19 Ways For Showing What You Learned

Civil War Research Project

Next week, we'll start our individual research projects.  These will involve two class periods for research, then one/two class periods for creating your final product. You will have a choice of what your final product will be!  Look at my post "19 Ideas For Sharing What You Learned."  If you need some other ideas, come talk to me. The idea is that I want YOU to have the freedom to show me the content however you'd like (remember the different ways we presented our reading book project 1st semester).  I want you to be creative and figure out the best way for you to include the details necessary.  We will go over the grading rubric together in the next few days.

Below are the terms from which you will choose.  I prefer to not have a lot of people doing the same term, so we'll assign terms together.  You should have four or five preferences that you think you want to study, in case one or more are selected before it's your turn.
Gettysburg (Battle) 
Antietam (Battle) 
Shiloh (Battle) 
Rifles of the Civil War 
Gatling Gun 

Monitor and Merrimack 
Andersonville (POW Camp) 
Field Nurses 
Medical Practices 
Food of War  

Ulysses S. Grant (General) 
William Sherman (General)
Robert E. Lee (Southern General) 
Stonewall Jackson (Southern General)
Jefferson Davis (Southern President)

George McClellan (General / Presidential Runner Up)
John Wilkes Booth (Assassination of Lincoln) 
Anaconda Plan 
Election of 1864 
Civil War Photography 

Civil War Conscription / Draft 
African American Soldiers 
Life on the Home front 
Spies of Civil War 

Emancipation Proclamation 
Civil War Amendments 
Sherman’s March to the Sea 
Fife & Drum / Drummer Boys
Battle/Siege of New Orleans (Civil War) 

Tuesday, May 8, 2018

8th Grade Graduation/Celebration Survey

Remember: THIS IS WHAT EVERYONE WILL SEE. Double check spelling and content, it will be right next to a picture of your face during graduation.

Link to Survey

Wednesday, May 2, 2018

Map Paragraph Instructions

Your expository (intended to explain or describe something) paragraphs should be FULLY DEVELOPED.  That means they answer all the important questions and probably be 6-8 full sentences long.  Imagine that each paragraph will take you about a minute to present (NOT READ) to the class. The options for your paragraphs are below: you can choose any combination you want.

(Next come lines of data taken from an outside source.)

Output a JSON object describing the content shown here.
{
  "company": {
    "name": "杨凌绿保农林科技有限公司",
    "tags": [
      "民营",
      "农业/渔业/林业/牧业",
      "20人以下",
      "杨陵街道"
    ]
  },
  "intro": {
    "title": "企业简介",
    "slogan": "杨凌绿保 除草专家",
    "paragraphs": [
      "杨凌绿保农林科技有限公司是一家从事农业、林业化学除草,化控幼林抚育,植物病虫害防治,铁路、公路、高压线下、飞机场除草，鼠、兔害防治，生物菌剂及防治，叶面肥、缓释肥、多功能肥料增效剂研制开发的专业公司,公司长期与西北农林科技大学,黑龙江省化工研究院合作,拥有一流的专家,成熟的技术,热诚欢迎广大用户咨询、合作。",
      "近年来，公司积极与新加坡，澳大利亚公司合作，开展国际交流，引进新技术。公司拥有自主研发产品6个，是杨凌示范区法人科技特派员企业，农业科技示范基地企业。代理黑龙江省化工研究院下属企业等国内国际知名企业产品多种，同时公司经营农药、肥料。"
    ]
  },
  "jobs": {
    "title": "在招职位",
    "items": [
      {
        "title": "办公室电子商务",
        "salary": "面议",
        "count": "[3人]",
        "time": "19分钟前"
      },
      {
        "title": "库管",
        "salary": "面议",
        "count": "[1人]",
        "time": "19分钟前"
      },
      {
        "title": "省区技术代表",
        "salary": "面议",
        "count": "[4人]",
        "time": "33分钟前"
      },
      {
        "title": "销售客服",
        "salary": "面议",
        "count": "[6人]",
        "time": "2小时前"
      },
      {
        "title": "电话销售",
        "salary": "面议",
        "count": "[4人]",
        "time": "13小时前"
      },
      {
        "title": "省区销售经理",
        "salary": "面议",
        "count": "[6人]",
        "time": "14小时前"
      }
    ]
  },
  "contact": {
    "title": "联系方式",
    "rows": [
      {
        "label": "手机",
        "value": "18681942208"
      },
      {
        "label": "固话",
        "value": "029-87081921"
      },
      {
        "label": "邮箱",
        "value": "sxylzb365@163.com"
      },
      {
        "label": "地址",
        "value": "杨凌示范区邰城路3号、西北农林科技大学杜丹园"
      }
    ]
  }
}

1. You can write a paragraph about each invention or industry that you included on your map.  You should include:
What it is, when it was invented, who invented it, WHY does it matter, why did you place it where you did, HOW the invention shaped American industry/society, etc.
2. You can write a paragraph about natural features, like waterways or mountain ranges.  You can include why they were important to the migration of people in the country, how they influenced the development of our nation, difficulties and/or benefits they provided people back then, etc.
3. You can write a paragraph about states/territories.  How did a state become a state? If writing about a particular state, include how/why it became a state and why was that important? What was a territory and how was it different from a state? Who was in control of that particular territory and how were rules/laws different?

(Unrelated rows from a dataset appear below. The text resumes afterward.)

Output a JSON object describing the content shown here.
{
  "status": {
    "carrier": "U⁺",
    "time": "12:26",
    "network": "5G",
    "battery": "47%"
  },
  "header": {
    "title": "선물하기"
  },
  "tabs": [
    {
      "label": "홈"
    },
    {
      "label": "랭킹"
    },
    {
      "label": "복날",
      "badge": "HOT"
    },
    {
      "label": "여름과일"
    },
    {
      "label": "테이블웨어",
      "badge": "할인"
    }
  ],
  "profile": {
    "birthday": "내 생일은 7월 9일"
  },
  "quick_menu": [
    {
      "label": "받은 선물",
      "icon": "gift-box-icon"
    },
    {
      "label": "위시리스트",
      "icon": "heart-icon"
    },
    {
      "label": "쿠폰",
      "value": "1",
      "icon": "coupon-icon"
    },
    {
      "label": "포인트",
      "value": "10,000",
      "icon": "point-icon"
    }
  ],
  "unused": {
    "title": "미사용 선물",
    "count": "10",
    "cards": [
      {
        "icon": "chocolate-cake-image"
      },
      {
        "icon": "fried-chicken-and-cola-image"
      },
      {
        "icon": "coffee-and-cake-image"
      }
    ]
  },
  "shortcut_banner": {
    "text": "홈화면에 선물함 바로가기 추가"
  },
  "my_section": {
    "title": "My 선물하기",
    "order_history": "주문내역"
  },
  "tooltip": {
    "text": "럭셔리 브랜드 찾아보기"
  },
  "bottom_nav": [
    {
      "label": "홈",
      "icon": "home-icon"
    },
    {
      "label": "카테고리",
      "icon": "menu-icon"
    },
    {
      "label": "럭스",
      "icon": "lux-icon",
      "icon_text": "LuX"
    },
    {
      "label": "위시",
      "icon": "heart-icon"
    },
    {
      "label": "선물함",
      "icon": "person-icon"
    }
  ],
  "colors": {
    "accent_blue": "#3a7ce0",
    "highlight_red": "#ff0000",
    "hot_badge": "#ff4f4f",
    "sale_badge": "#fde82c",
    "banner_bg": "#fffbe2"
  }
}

Individuals MUST write AT LEAST two paragraphs, groups of 2 must write AT LEAST 4 paragraphs.  AT LEAST means AT LEAST!

Tuesday, May 1, 2018

Map Speech Scoring Guide

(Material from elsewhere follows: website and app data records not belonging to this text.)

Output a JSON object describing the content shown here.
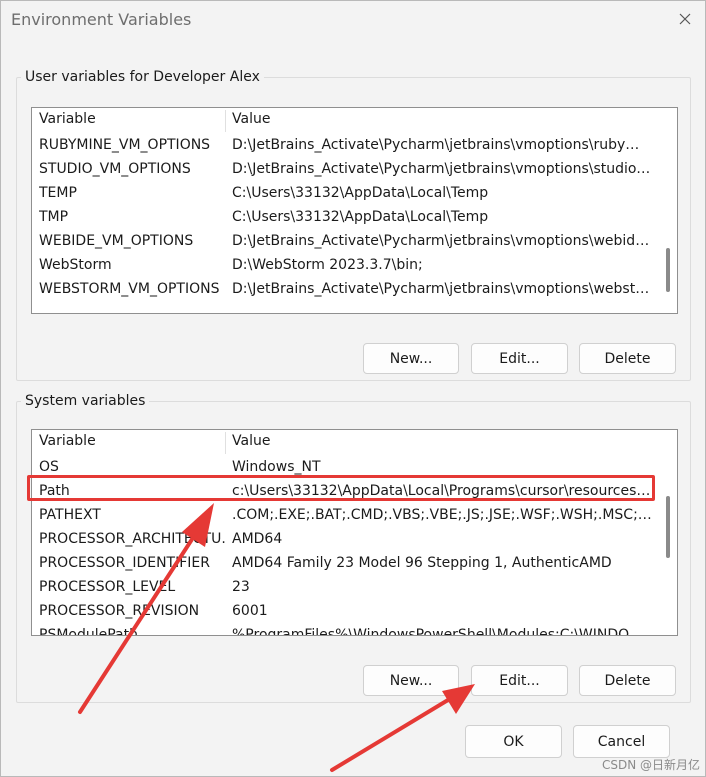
{
  "window": {
    "title": "Environment Variables"
  },
  "user_group": {
    "legend": "User variables for Developer Alex",
    "columns": {
      "variable": "Variable",
      "value": "Value"
    },
    "rows": [
      {
        "name": "RUBYMINE_VM_OPTIONS",
        "value": "D:\\JetBrains_Activate\\Pycharm\\jetbrains\\vmoptions\\rubymine..."
      },
      {
        "name": "STUDIO_VM_OPTIONS",
        "value": "D:\\JetBrains_Activate\\Pycharm\\jetbrains\\vmoptions\\studio.vm..."
      },
      {
        "name": "TEMP",
        "value": "C:\\Users\\33132\\AppData\\Local\\Temp"
      },
      {
        "name": "TMP",
        "value": "C:\\Users\\33132\\AppData\\Local\\Temp"
      },
      {
        "name": "WEBIDE_VM_OPTIONS",
        "value": "D:\\JetBrains_Activate\\Pycharm\\jetbrains\\vmoptions\\webide.v..."
      },
      {
        "name": "WebStorm",
        "value": "D:\\WebStorm 2023.3.7\\bin;"
      },
      {
        "name": "WEBSTORM_VM_OPTIONS",
        "value": "D:\\JetBrains_Activate\\Pycharm\\jetbrains\\vmoptions\\webstor..."
      }
    ],
    "buttons": {
      "new": "New...",
      "edit": "Edit...",
      "delete": "Delete"
    }
  },
  "system_group": {
    "legend": "System variables",
    "columns": {
      "variable": "Variable",
      "value": "Value"
    },
    "rows": [
      {
        "name": "OS",
        "value": "Windows_NT"
      },
      {
        "name": "Path",
        "value": "c:\\Users\\33132\\AppData\\Local\\Programs\\cursor\\resources\\a..."
      },
      {
        "name": "PATHEXT",
        "value": ".COM;.EXE;.BAT;.CMD;.VBS;.VBE;.JS;.JSE;.WSF;.WSH;.MSC;.PY;.PYW"
      },
      {
        "name": "PROCESSOR_ARCHITECTU...",
        "value": "AMD64"
      },
      {
        "name": "PROCESSOR_IDENTIFIER",
        "value": "AMD64 Family 23 Model 96 Stepping 1, AuthenticAMD"
      },
      {
        "name": "PROCESSOR_LEVEL",
        "value": "23"
      },
      {
        "name": "PROCESSOR_REVISION",
        "value": "6001"
      },
      {
        "name": "PSModulePath",
        "value": "%ProgramFiles%\\WindowsPowerShell\\Modules;C:\\WINDOWS..."
      }
    ],
    "buttons": {
      "new": "New...",
      "edit": "Edit...",
      "delete": "Delete"
    }
  },
  "footer": {
    "ok": "OK",
    "cancel": "Cancel"
  },
  "annotation": {
    "color": "#e53935",
    "highlighted_row": "Path"
  },
  "watermark": "CSDN @日新月亿"
}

Content Standard 8.SL.02

1 2 3 4 5 6

Main ideas stand out
Details support main idea
Student knows information
Appropriate for audience

Organization _ Standard 8.SL.04

1 2 3 4 5 6

Easy to follow
Clear and logical sequence
Effective beginning, middle
Conclusion stated and valid
Transitions flow smoothly

Language Standard 8.SL.04

1 2 3 4 5 6

Expressive, Accurate word choices
Proper grammar is used
Humor, imagery, metaphors, and similes are used when appropriate

Delivery Standard 8.SL.04

1 2 3 4 5 6

Has eye contact with audience
Appropriate speed, volume, energy – not dull listening for audience
Fluency in voice has not fillers

Body language does not distract